> TASK GOAL: Examine every line of the listing below. Count those containing "تعريف" and state only the result.

___ ENTRIES PROVIDED

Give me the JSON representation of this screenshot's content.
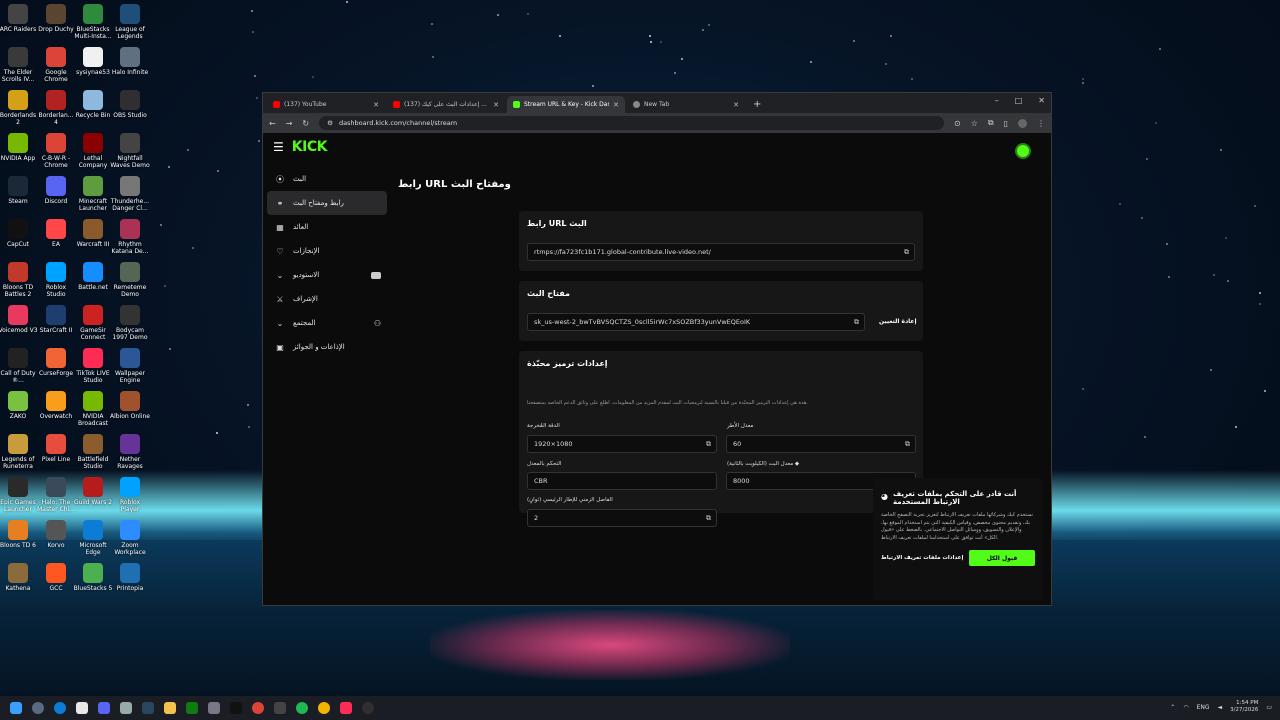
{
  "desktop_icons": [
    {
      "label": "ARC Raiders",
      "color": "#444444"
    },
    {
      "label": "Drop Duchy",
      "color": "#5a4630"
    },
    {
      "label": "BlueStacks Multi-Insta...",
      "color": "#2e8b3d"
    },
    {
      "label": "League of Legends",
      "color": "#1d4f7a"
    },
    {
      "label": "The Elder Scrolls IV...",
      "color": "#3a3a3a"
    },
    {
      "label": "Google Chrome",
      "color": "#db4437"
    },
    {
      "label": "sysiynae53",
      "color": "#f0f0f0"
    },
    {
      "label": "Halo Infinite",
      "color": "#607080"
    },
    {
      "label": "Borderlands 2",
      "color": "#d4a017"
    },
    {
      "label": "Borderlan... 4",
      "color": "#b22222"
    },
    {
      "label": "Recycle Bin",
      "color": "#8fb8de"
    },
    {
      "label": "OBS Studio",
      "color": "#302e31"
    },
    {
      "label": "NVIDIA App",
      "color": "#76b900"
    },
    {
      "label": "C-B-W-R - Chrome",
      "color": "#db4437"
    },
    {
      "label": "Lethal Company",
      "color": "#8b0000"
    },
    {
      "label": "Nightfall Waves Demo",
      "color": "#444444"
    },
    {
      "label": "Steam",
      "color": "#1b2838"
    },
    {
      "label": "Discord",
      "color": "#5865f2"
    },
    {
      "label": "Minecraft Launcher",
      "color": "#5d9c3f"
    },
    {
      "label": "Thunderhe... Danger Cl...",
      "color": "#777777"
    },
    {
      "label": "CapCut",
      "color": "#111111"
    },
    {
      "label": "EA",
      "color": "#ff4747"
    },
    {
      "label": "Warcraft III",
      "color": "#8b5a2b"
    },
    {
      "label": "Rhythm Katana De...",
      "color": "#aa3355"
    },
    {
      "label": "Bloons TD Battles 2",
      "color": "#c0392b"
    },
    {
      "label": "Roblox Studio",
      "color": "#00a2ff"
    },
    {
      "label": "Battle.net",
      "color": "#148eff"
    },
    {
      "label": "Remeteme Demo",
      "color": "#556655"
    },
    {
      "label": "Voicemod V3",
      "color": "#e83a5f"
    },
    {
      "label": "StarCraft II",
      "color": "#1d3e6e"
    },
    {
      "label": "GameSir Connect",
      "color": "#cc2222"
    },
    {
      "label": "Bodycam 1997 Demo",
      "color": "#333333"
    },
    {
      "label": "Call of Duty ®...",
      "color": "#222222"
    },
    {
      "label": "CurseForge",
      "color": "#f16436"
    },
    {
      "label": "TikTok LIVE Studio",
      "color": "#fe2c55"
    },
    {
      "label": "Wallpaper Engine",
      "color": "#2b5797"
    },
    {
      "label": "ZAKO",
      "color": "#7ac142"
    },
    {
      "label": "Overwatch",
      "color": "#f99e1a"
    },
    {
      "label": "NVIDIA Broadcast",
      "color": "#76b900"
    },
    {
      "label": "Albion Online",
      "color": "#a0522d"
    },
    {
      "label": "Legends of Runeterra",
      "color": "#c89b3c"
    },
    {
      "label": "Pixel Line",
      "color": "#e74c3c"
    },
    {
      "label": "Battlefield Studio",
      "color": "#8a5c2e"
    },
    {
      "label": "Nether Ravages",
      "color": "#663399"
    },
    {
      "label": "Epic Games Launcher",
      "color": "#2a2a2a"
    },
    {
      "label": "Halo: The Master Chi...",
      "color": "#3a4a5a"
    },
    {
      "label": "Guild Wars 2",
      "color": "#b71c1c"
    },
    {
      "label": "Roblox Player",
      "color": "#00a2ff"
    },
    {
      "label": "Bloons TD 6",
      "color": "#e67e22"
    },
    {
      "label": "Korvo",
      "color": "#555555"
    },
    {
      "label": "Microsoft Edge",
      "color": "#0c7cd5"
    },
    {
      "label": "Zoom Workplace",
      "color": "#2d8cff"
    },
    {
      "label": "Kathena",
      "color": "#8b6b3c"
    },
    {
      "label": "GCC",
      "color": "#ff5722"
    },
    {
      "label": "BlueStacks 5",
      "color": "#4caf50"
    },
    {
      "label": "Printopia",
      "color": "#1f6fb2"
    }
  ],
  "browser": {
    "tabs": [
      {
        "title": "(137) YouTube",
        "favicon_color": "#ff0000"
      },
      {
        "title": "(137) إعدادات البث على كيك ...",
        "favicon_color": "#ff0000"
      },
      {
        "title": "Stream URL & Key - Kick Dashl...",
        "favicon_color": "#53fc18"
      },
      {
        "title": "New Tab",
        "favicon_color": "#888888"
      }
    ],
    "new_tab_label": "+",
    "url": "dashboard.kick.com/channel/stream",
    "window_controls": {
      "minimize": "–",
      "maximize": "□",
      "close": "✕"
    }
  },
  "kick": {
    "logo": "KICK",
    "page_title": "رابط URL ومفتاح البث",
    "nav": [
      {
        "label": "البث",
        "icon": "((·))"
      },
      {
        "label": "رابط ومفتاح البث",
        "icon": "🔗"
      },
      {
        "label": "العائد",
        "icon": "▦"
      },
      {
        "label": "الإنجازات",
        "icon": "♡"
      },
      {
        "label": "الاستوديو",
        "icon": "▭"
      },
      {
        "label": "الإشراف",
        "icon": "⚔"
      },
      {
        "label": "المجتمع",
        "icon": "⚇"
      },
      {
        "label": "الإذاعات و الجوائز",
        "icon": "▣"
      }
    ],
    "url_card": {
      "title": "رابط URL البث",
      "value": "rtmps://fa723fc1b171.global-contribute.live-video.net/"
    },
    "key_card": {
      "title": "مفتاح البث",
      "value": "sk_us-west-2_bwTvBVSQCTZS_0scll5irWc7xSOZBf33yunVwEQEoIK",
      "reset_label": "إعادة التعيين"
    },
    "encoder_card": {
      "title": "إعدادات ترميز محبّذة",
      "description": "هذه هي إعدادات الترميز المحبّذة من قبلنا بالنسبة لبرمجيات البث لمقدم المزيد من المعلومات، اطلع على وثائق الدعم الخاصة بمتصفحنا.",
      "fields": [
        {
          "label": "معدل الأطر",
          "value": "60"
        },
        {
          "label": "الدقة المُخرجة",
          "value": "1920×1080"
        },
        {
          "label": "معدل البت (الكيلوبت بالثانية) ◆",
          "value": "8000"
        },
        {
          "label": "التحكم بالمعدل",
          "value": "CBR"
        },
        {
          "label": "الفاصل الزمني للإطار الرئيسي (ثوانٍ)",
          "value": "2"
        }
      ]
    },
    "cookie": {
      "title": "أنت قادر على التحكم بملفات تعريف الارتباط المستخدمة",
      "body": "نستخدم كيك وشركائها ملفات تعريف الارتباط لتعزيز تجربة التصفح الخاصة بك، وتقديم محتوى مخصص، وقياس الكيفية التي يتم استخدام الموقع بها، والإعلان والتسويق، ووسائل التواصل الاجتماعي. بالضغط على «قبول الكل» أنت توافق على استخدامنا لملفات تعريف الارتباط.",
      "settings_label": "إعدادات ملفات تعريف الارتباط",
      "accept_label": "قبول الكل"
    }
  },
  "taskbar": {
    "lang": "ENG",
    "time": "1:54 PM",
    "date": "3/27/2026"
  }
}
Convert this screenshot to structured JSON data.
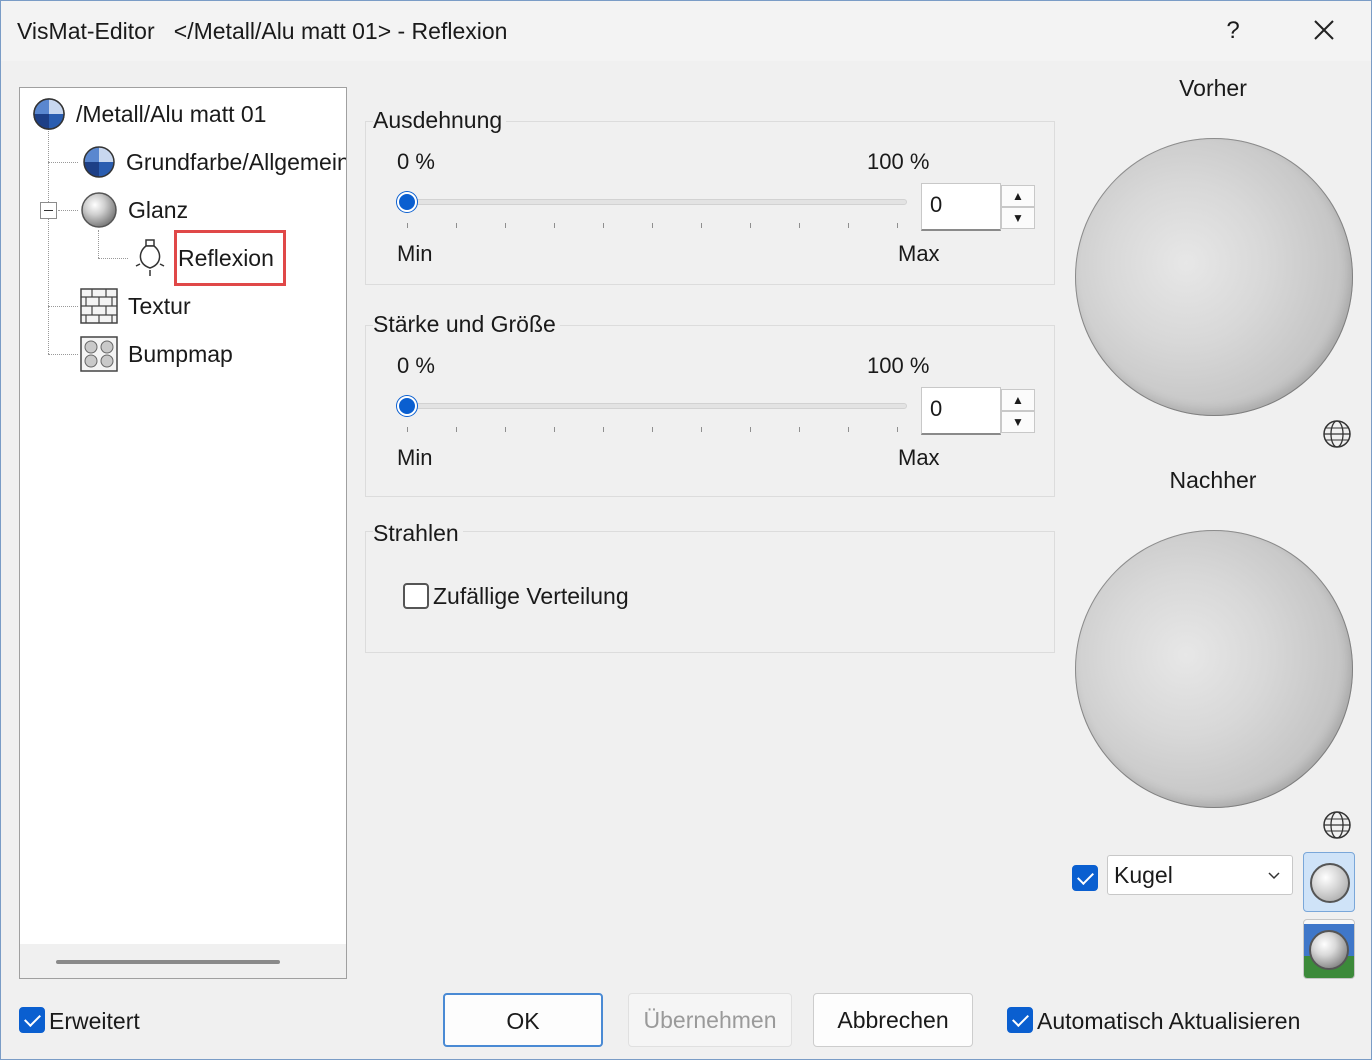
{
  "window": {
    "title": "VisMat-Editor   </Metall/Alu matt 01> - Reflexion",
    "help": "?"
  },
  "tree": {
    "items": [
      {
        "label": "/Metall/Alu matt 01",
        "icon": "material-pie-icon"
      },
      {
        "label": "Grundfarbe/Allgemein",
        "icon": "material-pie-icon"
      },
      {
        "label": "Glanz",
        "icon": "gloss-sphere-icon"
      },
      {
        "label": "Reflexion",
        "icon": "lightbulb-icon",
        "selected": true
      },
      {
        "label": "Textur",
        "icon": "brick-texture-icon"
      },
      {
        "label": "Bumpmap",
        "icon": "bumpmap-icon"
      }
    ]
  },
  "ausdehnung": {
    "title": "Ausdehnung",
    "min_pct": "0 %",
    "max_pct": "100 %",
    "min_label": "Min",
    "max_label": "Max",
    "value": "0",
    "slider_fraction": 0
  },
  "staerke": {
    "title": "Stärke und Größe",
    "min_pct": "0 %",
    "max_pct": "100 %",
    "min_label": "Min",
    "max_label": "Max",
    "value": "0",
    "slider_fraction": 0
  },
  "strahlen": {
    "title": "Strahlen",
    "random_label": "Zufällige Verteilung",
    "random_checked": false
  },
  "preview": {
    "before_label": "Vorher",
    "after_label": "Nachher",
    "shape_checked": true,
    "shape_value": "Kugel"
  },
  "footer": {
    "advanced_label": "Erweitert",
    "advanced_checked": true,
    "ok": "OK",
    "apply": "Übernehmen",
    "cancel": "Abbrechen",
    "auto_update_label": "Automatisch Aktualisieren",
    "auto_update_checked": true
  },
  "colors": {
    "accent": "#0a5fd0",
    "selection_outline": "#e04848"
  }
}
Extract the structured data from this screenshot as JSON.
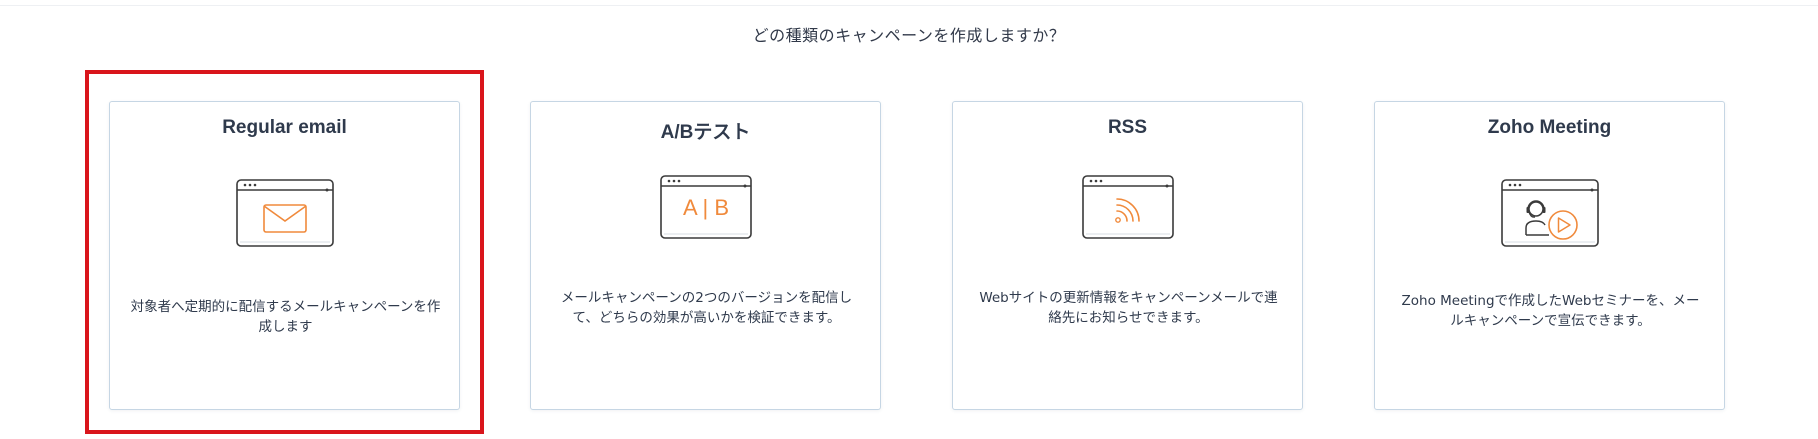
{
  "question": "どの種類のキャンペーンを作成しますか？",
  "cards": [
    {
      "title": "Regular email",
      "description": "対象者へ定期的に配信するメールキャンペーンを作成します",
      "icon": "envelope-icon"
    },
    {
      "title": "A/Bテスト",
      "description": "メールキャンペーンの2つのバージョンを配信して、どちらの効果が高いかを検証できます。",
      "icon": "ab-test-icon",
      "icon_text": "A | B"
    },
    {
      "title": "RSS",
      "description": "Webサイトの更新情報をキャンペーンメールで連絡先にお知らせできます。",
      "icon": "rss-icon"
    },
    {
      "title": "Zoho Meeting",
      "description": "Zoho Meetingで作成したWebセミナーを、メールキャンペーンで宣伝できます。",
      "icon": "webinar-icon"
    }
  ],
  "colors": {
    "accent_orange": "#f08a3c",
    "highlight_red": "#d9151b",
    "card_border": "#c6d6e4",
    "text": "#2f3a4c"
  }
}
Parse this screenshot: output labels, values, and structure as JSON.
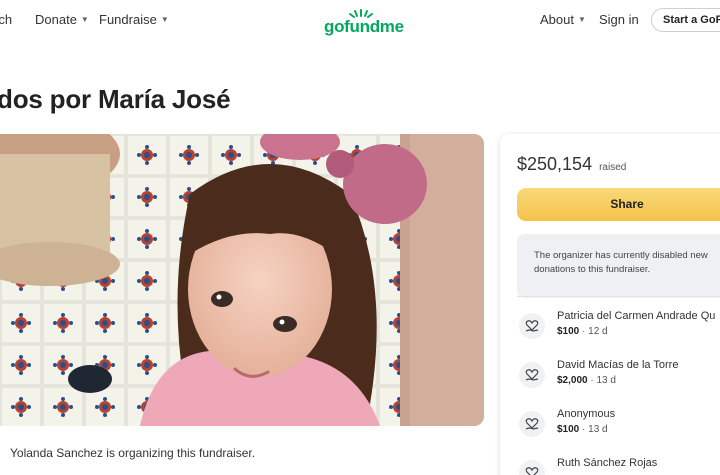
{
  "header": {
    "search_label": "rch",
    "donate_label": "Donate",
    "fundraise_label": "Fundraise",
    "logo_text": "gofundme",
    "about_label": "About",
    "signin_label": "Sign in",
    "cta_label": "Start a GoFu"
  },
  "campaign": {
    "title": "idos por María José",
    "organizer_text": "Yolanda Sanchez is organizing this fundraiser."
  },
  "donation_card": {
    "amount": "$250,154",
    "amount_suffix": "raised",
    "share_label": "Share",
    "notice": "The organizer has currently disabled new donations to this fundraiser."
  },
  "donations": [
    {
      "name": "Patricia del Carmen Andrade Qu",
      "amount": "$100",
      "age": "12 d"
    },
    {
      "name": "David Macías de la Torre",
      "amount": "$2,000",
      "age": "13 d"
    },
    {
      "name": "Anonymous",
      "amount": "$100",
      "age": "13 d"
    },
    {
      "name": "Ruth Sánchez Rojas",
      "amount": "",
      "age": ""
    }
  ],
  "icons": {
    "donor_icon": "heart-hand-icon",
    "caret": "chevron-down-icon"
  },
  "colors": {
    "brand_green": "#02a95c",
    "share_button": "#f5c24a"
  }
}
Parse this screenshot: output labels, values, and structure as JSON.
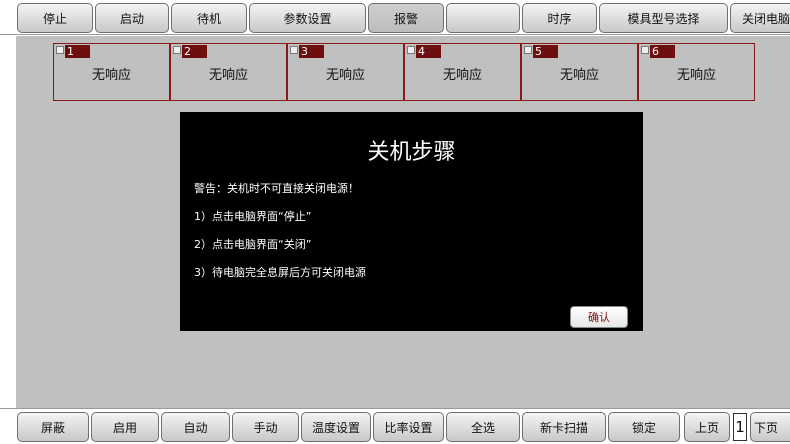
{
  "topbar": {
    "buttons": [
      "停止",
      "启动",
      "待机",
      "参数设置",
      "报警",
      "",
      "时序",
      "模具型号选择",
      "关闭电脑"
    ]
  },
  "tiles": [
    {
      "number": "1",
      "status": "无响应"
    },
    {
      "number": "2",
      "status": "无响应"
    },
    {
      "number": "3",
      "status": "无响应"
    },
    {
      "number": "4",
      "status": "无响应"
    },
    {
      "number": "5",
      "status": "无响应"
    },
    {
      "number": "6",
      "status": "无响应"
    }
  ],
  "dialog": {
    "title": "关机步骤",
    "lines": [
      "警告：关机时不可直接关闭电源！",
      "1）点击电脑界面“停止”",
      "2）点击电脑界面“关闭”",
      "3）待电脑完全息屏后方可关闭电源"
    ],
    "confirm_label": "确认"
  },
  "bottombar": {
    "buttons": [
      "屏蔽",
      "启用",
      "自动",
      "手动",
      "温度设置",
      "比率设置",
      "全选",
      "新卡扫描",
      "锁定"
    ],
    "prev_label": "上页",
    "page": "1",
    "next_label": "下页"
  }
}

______

> SOLUTION FOR THIS TASK: 3